◆ EXERCISE: As you reproduce every line below, keep it exactly as written and leave out the images.
-- ENTRIES PROVIDED follows --
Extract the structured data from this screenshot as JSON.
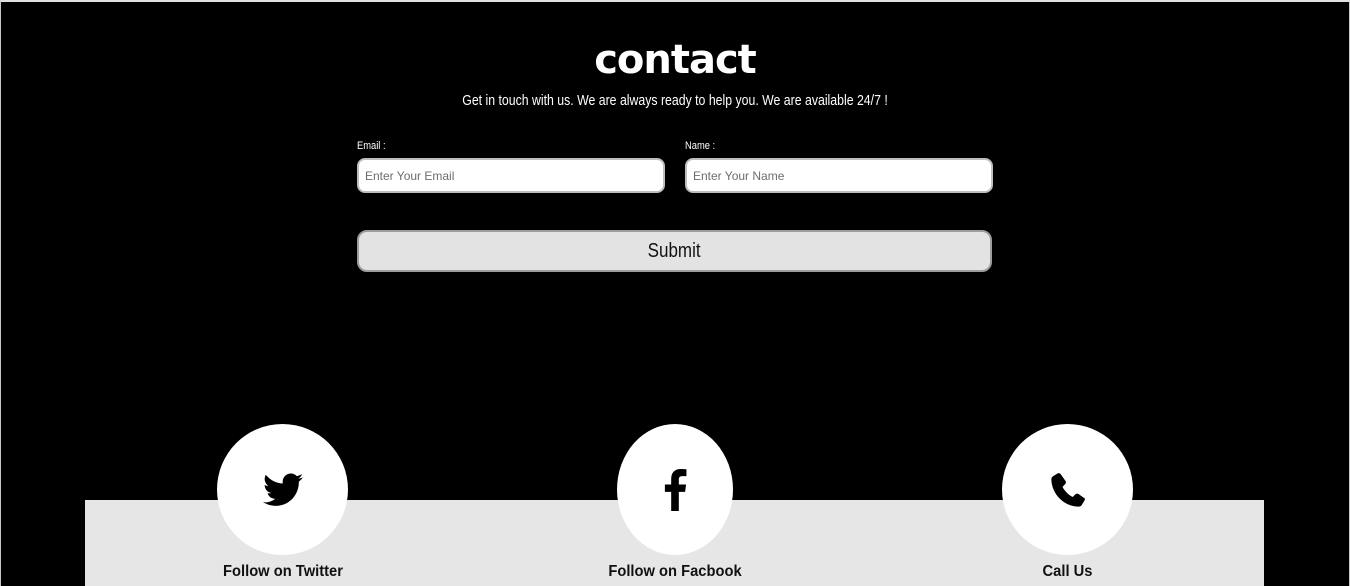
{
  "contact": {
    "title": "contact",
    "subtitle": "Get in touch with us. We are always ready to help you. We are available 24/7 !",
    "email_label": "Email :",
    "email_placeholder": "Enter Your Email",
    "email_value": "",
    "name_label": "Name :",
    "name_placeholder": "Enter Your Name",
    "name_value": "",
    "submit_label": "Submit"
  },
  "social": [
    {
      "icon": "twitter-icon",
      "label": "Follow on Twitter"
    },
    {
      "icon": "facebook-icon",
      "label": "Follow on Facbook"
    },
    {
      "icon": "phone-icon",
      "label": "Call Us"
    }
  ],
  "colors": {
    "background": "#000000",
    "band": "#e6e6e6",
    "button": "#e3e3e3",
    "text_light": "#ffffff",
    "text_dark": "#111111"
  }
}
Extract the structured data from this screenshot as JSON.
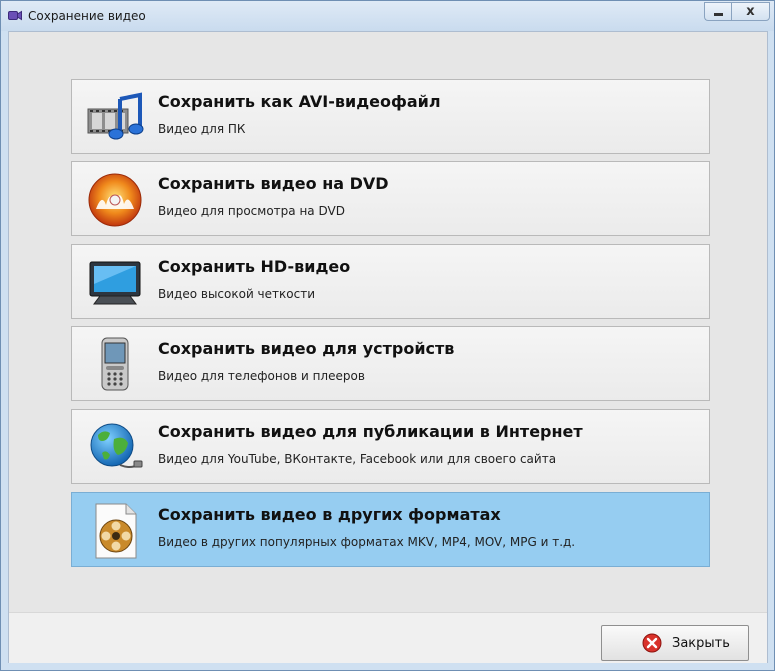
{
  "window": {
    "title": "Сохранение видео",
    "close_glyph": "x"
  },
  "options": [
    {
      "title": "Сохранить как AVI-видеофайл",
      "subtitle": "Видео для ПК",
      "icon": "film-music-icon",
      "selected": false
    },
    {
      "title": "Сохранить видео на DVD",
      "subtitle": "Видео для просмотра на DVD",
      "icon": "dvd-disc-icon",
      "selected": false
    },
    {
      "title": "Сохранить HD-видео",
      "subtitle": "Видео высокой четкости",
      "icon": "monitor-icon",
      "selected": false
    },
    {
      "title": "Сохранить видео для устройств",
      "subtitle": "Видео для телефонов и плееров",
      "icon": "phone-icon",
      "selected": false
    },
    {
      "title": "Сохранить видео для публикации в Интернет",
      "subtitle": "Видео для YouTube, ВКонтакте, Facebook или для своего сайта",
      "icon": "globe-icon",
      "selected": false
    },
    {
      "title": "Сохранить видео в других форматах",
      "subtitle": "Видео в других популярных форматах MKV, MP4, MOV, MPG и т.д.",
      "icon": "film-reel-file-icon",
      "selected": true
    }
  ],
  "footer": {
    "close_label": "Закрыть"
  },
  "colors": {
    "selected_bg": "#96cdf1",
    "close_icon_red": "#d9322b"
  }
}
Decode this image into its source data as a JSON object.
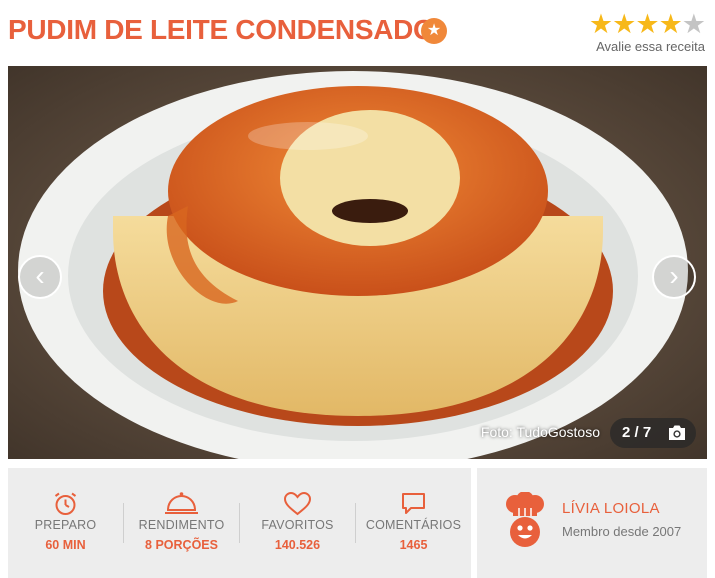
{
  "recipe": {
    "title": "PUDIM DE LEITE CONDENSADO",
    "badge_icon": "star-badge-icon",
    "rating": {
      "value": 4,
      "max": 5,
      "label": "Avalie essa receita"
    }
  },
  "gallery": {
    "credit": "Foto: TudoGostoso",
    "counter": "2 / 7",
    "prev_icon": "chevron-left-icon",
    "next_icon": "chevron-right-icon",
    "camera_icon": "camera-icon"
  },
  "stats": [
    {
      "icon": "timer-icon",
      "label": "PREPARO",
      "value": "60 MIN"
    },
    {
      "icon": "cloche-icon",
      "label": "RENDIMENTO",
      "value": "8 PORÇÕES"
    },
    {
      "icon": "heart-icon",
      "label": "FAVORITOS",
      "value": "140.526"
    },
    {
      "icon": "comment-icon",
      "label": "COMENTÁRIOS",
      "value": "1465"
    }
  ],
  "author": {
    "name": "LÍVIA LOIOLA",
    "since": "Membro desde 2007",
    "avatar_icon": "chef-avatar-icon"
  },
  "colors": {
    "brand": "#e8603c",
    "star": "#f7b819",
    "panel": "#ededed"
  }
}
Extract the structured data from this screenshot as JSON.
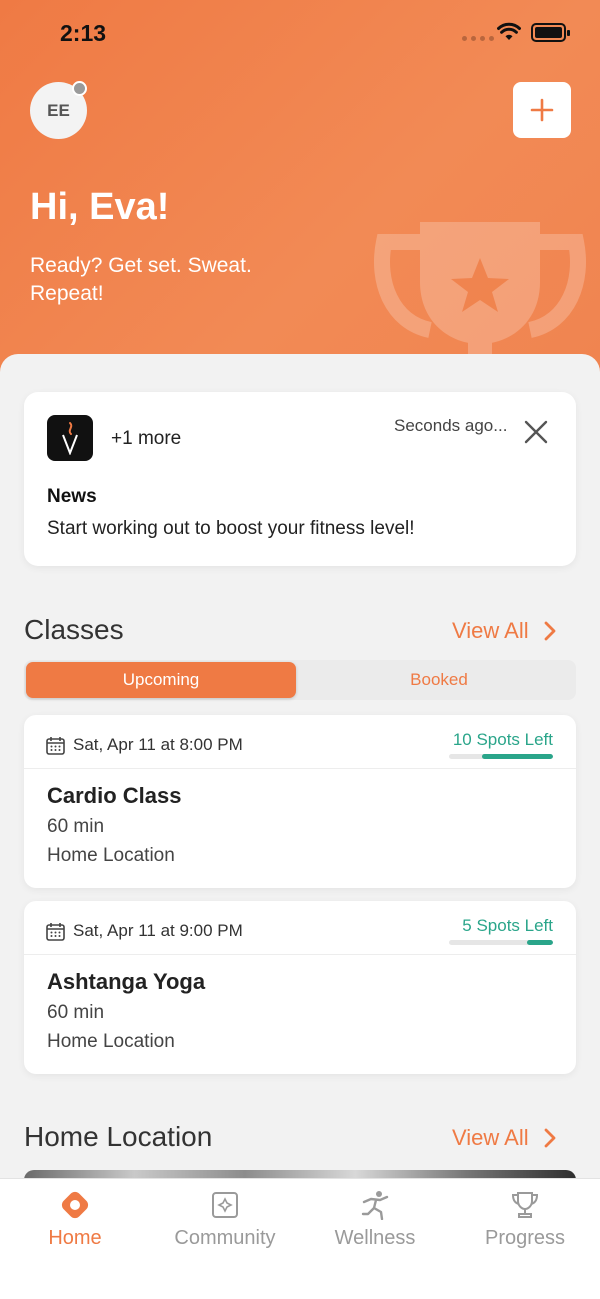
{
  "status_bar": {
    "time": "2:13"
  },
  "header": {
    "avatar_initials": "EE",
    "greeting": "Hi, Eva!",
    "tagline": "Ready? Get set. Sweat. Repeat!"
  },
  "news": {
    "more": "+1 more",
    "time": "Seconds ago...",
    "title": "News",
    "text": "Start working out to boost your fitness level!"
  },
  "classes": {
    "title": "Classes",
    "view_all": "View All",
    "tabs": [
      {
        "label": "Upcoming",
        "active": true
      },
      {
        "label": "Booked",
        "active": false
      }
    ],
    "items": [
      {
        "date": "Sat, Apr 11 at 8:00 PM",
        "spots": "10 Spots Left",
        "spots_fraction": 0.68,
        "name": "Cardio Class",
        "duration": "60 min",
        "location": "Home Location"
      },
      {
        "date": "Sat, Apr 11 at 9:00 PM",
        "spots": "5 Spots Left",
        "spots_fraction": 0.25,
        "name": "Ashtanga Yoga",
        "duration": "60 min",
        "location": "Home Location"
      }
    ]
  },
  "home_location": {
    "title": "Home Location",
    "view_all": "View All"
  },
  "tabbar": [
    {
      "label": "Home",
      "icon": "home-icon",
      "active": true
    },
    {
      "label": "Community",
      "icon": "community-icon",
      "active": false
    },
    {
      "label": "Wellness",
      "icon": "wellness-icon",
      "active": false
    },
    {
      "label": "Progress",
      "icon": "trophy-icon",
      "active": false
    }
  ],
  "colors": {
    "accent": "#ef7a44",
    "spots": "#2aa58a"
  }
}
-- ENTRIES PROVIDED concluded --
◆ COMPLETED EXERCISE:
Extract the structured data from this screenshot as JSON.
{
  "contact": {
    "title": "contact",
    "subtitle": "Get in touch with us. We are always ready to help you. We are available 24/7 !",
    "email_label": "Email :",
    "email_placeholder": "Enter Your Email",
    "email_value": "",
    "name_label": "Name :",
    "name_placeholder": "Enter Your Name",
    "name_value": "",
    "submit_label": "Submit"
  },
  "social": [
    {
      "icon": "twitter-icon",
      "label": "Follow on Twitter"
    },
    {
      "icon": "facebook-icon",
      "label": "Follow on Facbook"
    },
    {
      "icon": "phone-icon",
      "label": "Call Us"
    }
  ],
  "colors": {
    "background": "#000000",
    "band": "#e6e6e6",
    "button": "#e3e3e3",
    "text_light": "#ffffff",
    "text_dark": "#111111"
  }
}
Extract the structured data from this screenshot as JSON.
{
  "window": {
    "title": "Сохранение видео",
    "close_glyph": "x"
  },
  "options": [
    {
      "title": "Сохранить как AVI-видеофайл",
      "subtitle": "Видео для ПК",
      "icon": "film-music-icon",
      "selected": false
    },
    {
      "title": "Сохранить видео на DVD",
      "subtitle": "Видео для просмотра на DVD",
      "icon": "dvd-disc-icon",
      "selected": false
    },
    {
      "title": "Сохранить HD-видео",
      "subtitle": "Видео высокой четкости",
      "icon": "monitor-icon",
      "selected": false
    },
    {
      "title": "Сохранить видео для устройств",
      "subtitle": "Видео для телефонов и плееров",
      "icon": "phone-icon",
      "selected": false
    },
    {
      "title": "Сохранить видео для публикации в Интернет",
      "subtitle": "Видео для YouTube, ВКонтакте, Facebook или для своего сайта",
      "icon": "globe-icon",
      "selected": false
    },
    {
      "title": "Сохранить видео в других форматах",
      "subtitle": "Видео в других популярных форматах MKV, MP4, MOV, MPG и т.д.",
      "icon": "film-reel-file-icon",
      "selected": true
    }
  ],
  "footer": {
    "close_label": "Закрыть"
  },
  "colors": {
    "selected_bg": "#96cdf1",
    "close_icon_red": "#d9322b"
  }
}
Decode this image into its source data as a JSON object.
{
  "recipe": {
    "title": "PUDIM DE LEITE CONDENSADO",
    "badge_icon": "star-badge-icon",
    "rating": {
      "value": 4,
      "max": 5,
      "label": "Avalie essa receita"
    }
  },
  "gallery": {
    "credit": "Foto: TudoGostoso",
    "counter": "2 / 7",
    "prev_icon": "chevron-left-icon",
    "next_icon": "chevron-right-icon",
    "camera_icon": "camera-icon"
  },
  "stats": [
    {
      "icon": "timer-icon",
      "label": "PREPARO",
      "value": "60 MIN"
    },
    {
      "icon": "cloche-icon",
      "label": "RENDIMENTO",
      "value": "8 PORÇÕES"
    },
    {
      "icon": "heart-icon",
      "label": "FAVORITOS",
      "value": "140.526"
    },
    {
      "icon": "comment-icon",
      "label": "COMENTÁRIOS",
      "value": "1465"
    }
  ],
  "author": {
    "name": "LÍVIA LOIOLA",
    "since": "Membro desde 2007",
    "avatar_icon": "chef-avatar-icon"
  },
  "colors": {
    "brand": "#e8603c",
    "star": "#f7b819",
    "panel": "#ededed"
  }
}
Extract the structured data from this screenshot as JSON.
{
  "status_bar": {
    "time": "2:13"
  },
  "header": {
    "avatar_initials": "EE",
    "greeting": "Hi, Eva!",
    "tagline": "Ready? Get set. Sweat. Repeat!"
  },
  "news": {
    "more": "+1 more",
    "time": "Seconds ago...",
    "title": "News",
    "text": "Start working out to boost your fitness level!"
  },
  "classes": {
    "title": "Classes",
    "view_all": "View All",
    "tabs": [
      {
        "label": "Upcoming",
        "active": true
      },
      {
        "label": "Booked",
        "active": false
      }
    ],
    "items": [
      {
        "date": "Sat, Apr 11 at 8:00 PM",
        "spots": "10 Spots Left",
        "spots_fraction": 0.68,
        "name": "Cardio Class",
        "duration": "60 min",
        "location": "Home Location"
      },
      {
        "date": "Sat, Apr 11 at 9:00 PM",
        "spots": "5 Spots Left",
        "spots_fraction": 0.25,
        "name": "Ashtanga Yoga",
        "duration": "60 min",
        "location": "Home Location"
      }
    ]
  },
  "home_location": {
    "title": "Home Location",
    "view_all": "View All"
  },
  "tabbar": [
    {
      "label": "Home",
      "icon": "home-icon",
      "active": true
    },
    {
      "label": "Community",
      "icon": "community-icon",
      "active": false
    },
    {
      "label": "Wellness",
      "icon": "wellness-icon",
      "active": false
    },
    {
      "label": "Progress",
      "icon": "trophy-icon",
      "active": false
    }
  ],
  "colors": {
    "accent": "#ef7a44",
    "spots": "#2aa58a"
  }
}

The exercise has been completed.